The question came from a friend while I was living in Los Angeles. We were catching up over the phone, and as she was still in Buffalo with a plethora of friends and going out buddies, it didn’t occur to her that I didn’t know someone 3,000 miles from home after being in Southern California for less than two weeks.

“I had a few drinks. I walked to a bar. Then I entered. Alone,” I replied.

Sure, I felt a little weird doing it. We all know those seemingly creepy people that seem to lurk around bars and pubs by themselves, but I suppose like anything, it is just a stereotype. I did it a few times and not surprisingly, I made a few friends. My second time going out, I met a bunch of kids from the University of Southern California, and the week after that, a few more people. While those relationships didn’t really evolve into much, it did lead to meeting others that ultimately lead to friendships. But, it had me wonder; why is there such a stigma of doing things by ourselves?

Now, I’m not just talking about going to bars, because yes, it is slightly awkward; especially in cities like Los Angeles and New York. It seems as if our generation was raised with the mentality of doing things as a group, such as going to the mall, getting dinner in the dining hall, attending dances in high school, and going to extra circular activities.  I recall various conversations while growing up, such as, “can you please go with me to the mall? I don’t want to go alone. Pleeeeeeeeease?”

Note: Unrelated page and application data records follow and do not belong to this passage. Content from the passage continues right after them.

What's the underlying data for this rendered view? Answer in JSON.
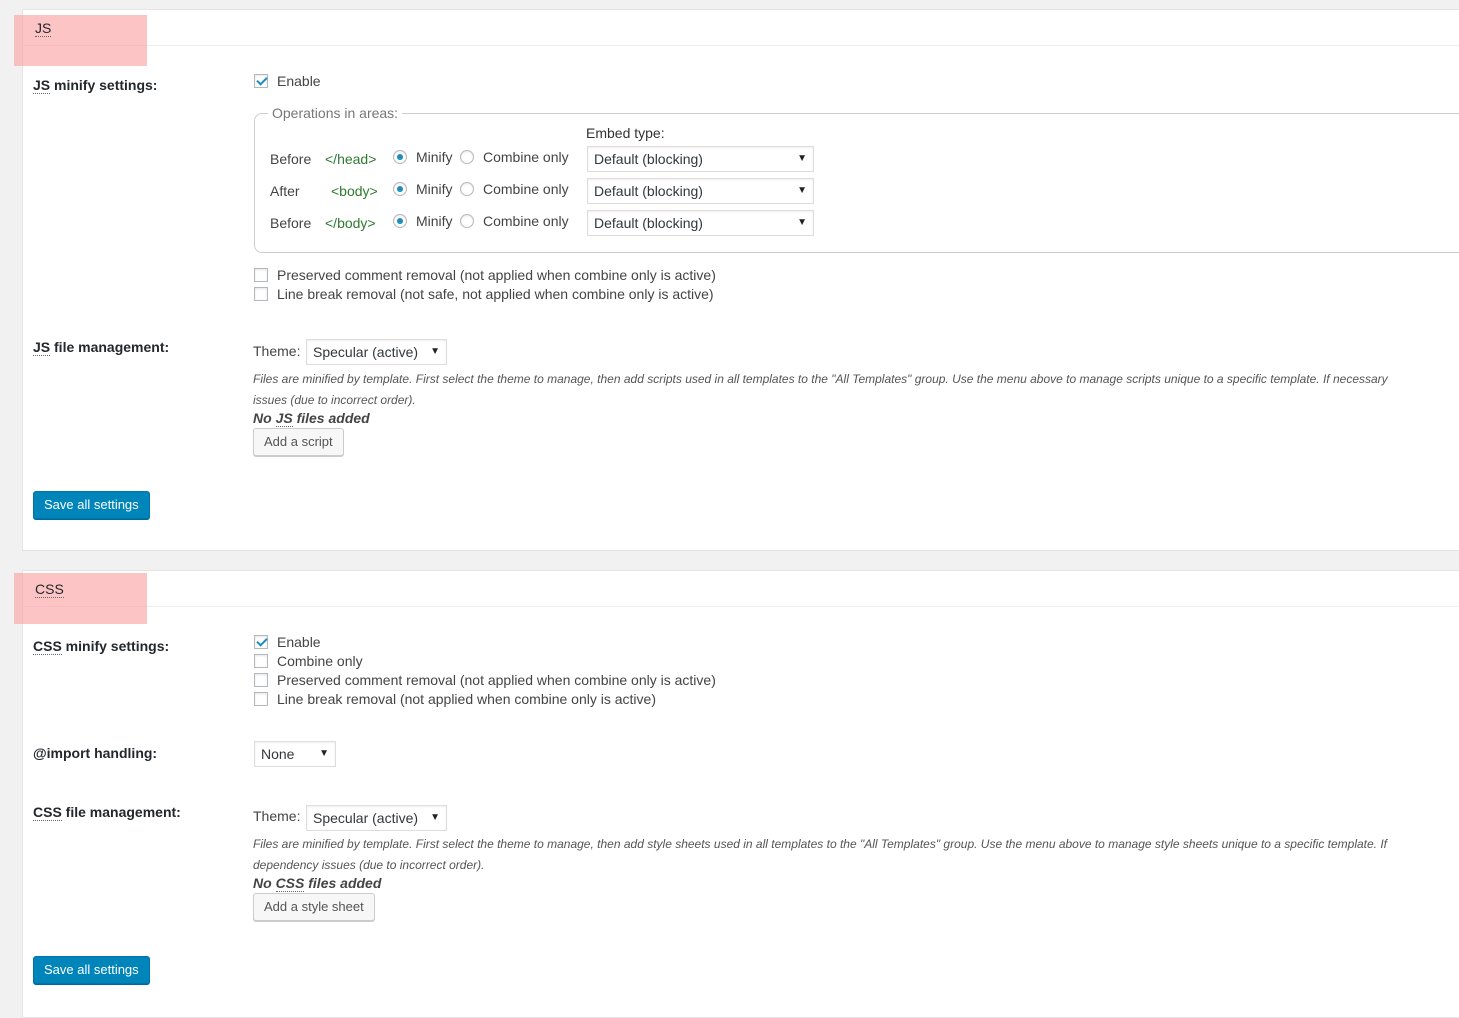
{
  "js": {
    "title_abbr": "JS",
    "minify_label_abbr": "JS",
    "minify_label_rest": " minify settings:",
    "enable_label": "Enable",
    "operations_legend": "Operations in areas:",
    "embed_type_label": "Embed type:",
    "rows": [
      {
        "prefix": "Before",
        "tag": "</head>",
        "minify": "Minify",
        "combine": "Combine only",
        "embed": "Default (blocking)"
      },
      {
        "prefix": "After",
        "tag": "<body>",
        "minify": "Minify",
        "combine": "Combine only",
        "embed": "Default (blocking)"
      },
      {
        "prefix": "Before",
        "tag": "</body>",
        "minify": "Minify",
        "combine": "Combine only",
        "embed": "Default (blocking)"
      }
    ],
    "preserved_comment": "Preserved comment removal (not applied when combine only is active)",
    "line_break": "Line break removal (not safe, not applied when combine only is active)",
    "file_mgmt_abbr": "JS",
    "file_mgmt_rest": " file management:",
    "theme_label": "Theme:",
    "theme_value": "Specular (active)",
    "desc_line1": "Files are minified by template. First select the theme to manage, then add scripts used in all templates to the \"All Templates\" group. Use the menu above to manage scripts unique to a specific template. If necessary",
    "desc_line2": "issues (due to incorrect order).",
    "no_files_pre": "No ",
    "no_files_abbr": "JS",
    "no_files_post": " files added",
    "add_button": "Add a script",
    "save_button": "Save all settings"
  },
  "css": {
    "title_abbr": "CSS",
    "minify_label_abbr": "CSS",
    "minify_label_rest": " minify settings:",
    "enable_label": "Enable",
    "combine_only": "Combine only",
    "preserved_comment": "Preserved comment removal (not applied when combine only is active)",
    "line_break": "Line break removal (not applied when combine only is active)",
    "import_label": "@import handling:",
    "import_value": "None",
    "file_mgmt_abbr": "CSS",
    "file_mgmt_rest": " file management:",
    "theme_label": "Theme:",
    "theme_value": "Specular (active)",
    "desc_line1": "Files are minified by template. First select the theme to manage, then add style sheets used in all templates to the \"All Templates\" group. Use the menu above to manage style sheets unique to a specific template. If",
    "desc_line2": "dependency issues (due to incorrect order).",
    "no_files_pre": "No ",
    "no_files_abbr": "CSS",
    "no_files_post": " files added",
    "add_button": "Add a style sheet",
    "save_button": "Save all settings"
  },
  "colors": {
    "accent": "#0085ba",
    "tag_green": "#2f7a2f",
    "highlight": "#f7a8a8"
  }
}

Of course, I believe it’s stemmed in not only our upbringing, but our use of technology, various “friends” on social networks, and the interconnected myths that a lot of friends make you popular and if you are constantly on the phone or texting, you must be something important. Please note that I said "myths."

This past Wednesday, I met up with friends after work for an event near New York's Union Square. After, I walked down to the East Village to see an ex-boyfriend's band play, which was a cool experience. While dating, the only time I got to hear him play was when I was running late in the morning getting ready for work, but that’s neither here nor there. While walking to the subway, I heard one of my favorite songs, “Good,” by Better Than Ezra, coming from inside of a bar on the corner. I poked my head in and walked over to the bartender.

“Awesome. I love 90’s music.” I said.

“Then I guess it’s your lucky day. He just started and he’s playing until around 11:30.” He replied.

I glanced around the bar.  Everyone was in pairs or with groups of people.

“I’ll have a crown and coke, please.”

I stayed for the next two hours, and although I’ve been in New York for a little over two months, I can honestly say that it was one of the best nights I had in the city. 

We all know that I love bars, so make sure to check out Reasons You Should Go To A Dive Bar.